Kaiser Malpractice Arbitration Lawyer
Kaiser Permanente health plan members are subject to a contractual requirement to arbitrate their cases, rather than sue in court. Some Kaiser health plan members are able to opt out of this arbitration requirement, due to defective member agreements which Kaiser Permanente used in the past. Non-members can sometimes end up receiving care at Kaiser facilities, and they are also not required to arbitrate. Depending on the jurisdiction, the odds of winning may be significantly higher in an arbitration, though, than they would be with a jury, so long as the Kaiser Permanente case arbitrator is carefully selected.
The other side of this equation is the perception that private arbitrators tend to give lower awards in cases where they find for the person suing, due to their less emotional approach to the decision, and their hopes for future work from Kaiser Permanente. Kaiser cases were always heard by a three–arbitrator panel in the past, but the great majority of claimants now opt for a single arbitrator since the rules were changed to permit it. Despite going to arbitration rather than jury trials, Kaiser cases have virtually the same pre–trial procedural rules that apply to court cases.

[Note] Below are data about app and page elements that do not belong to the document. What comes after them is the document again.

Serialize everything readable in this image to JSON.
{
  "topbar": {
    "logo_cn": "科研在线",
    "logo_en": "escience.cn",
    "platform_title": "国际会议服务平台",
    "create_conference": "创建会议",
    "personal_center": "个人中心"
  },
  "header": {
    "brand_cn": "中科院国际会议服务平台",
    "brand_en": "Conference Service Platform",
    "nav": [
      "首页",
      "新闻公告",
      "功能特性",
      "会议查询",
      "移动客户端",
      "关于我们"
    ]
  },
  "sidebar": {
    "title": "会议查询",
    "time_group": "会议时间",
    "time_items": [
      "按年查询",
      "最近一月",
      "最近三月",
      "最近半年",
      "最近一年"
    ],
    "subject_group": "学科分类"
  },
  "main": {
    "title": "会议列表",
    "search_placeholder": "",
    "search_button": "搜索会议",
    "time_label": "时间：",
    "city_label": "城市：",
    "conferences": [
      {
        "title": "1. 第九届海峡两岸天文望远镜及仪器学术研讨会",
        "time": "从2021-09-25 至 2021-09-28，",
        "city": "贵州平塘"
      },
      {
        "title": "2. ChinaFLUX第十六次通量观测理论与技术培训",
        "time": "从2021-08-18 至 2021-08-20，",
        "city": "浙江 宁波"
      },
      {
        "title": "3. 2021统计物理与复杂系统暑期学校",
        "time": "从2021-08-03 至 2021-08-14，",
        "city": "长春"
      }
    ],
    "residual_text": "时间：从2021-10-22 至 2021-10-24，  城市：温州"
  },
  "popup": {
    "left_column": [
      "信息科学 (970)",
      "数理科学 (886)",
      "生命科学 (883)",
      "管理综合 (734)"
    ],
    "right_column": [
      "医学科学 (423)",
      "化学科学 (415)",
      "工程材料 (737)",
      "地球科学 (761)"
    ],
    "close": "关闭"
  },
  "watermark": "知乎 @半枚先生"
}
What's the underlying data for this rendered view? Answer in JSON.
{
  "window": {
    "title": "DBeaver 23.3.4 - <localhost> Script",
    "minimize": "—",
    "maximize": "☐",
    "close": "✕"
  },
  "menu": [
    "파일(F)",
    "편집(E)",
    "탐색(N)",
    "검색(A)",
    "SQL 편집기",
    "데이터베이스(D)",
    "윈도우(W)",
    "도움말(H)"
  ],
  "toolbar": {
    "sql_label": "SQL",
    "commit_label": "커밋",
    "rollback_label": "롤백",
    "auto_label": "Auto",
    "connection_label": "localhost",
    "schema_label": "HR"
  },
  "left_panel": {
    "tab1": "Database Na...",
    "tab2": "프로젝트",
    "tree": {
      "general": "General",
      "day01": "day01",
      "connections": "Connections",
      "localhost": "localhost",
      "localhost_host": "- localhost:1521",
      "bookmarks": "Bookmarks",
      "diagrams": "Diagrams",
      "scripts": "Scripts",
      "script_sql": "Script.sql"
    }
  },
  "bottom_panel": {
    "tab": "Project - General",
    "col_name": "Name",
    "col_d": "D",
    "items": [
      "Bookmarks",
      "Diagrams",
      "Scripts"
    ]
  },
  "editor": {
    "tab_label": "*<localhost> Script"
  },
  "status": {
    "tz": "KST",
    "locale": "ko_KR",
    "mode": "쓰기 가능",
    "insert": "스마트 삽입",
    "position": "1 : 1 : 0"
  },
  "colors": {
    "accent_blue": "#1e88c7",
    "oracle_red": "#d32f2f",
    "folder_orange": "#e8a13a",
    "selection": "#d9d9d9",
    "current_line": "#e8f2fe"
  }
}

Other advantages of the Kaiser system include the ease of initiating the procedure, the simplified hearing procedures, and the predictability of having a firm hearing date. With a lawsuit, there is a filing fee of about $500, and the suit must be delivered to all parties by a licensed process server. To start a Kaiser case, a letter demanding arbitration is all that is needed. The arbitrator selection process, though, can be protracted and difficult. The rules call for use of a list of names from the Kaiser panel list, with each side engaging in a “strike and rand” procedure, handling by the office of the independent administrator for Kaiser.
Often both sides in a Kaiser case will stipulate to a particular arbitrator, someone from the Kaiser list or not. In arbitrator selection, everything is at stake. The wrong arbitrator can negate everything else you do. There is a widely held perception that Kaiser will refuse to agree to anyone who rules against them very often, and the arbitrators are very well paid, so there is a lot of potential bias in play. Even when an arbitrator is chosen at random by the independent administrator, either side can further challenge that selection, after the required disclosures. You will need someone with considerable experience and expertise in Kaiser cases to be sure that a fair minded arbitrator will hear your case. That well-experienced lawyer will also have to be willing to spend the time necessary to get it right.
Avoiding a Jury Trial
Another advantage of the Kaiser arbitration system is the avoidance of a jury. Lawyers for injured parties almost always want a jury trial in most cases, but the situation is different in many medical malpractice cases. California jury pools usually have plenty of people who have very negative feelings about doctors being sued, and the jury trial system can be very cumbersome. Kaiser arbitration hearings have most of the the same evidentiary and procedural rules as a jury trial, but are conducted while sitting around a table. Jury trials are subject to last-minute postponements due to court congestion and competing criminal cases, things that are not issues in arbitration.
Kaiser cases also tend to have a better chance at settling. Doctors’ malpractice insurance policies typically have a “consent clause,” by which the company cannot settle a case, no matter how strong they think it is, without the doctor’s approval. Kaiser cases do not have this issue, as Kaiser is “self-insured.” Many times, doctors who are sued have strong feelings that override what should be a rational decision to settle, thus forcing the victim into what could be a risky jury trial.
Another advantage of a Kaiser case is that there is one entity making the decision about settlement. The majority of cases with merit settle, but when there are multiple responsible defendants, such as multiple doctors, or a doctor and a hospital employee, such as a nurse, the competing view of who bears more of the blame can block a settlement. This is not an issue with Kaiser, where there is only one place from which all of the settlement funds will be coming.